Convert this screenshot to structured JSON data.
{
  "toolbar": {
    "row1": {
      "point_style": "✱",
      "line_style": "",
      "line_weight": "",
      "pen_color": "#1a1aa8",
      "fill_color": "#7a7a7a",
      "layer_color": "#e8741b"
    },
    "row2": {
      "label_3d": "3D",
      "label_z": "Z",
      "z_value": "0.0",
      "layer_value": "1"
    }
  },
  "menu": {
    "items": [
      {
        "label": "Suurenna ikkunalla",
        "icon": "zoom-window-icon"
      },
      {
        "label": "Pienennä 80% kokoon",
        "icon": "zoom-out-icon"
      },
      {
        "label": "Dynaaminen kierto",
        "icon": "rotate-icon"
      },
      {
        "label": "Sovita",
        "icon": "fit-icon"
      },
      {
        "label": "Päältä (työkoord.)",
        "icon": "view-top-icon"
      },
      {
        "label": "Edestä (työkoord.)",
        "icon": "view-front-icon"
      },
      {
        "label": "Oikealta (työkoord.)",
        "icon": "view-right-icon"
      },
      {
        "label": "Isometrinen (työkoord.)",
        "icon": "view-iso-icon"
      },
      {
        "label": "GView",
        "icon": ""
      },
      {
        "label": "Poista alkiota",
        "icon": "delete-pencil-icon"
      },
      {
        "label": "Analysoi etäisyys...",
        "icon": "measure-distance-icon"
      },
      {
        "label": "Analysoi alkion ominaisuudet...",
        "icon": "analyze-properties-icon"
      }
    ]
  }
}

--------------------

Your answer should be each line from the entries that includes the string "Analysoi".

◆ **WRITTEN SOLUTION**
        "label": "Analysoi etäisyys...",
        "label": "Analysoi alkion ominaisuudet...",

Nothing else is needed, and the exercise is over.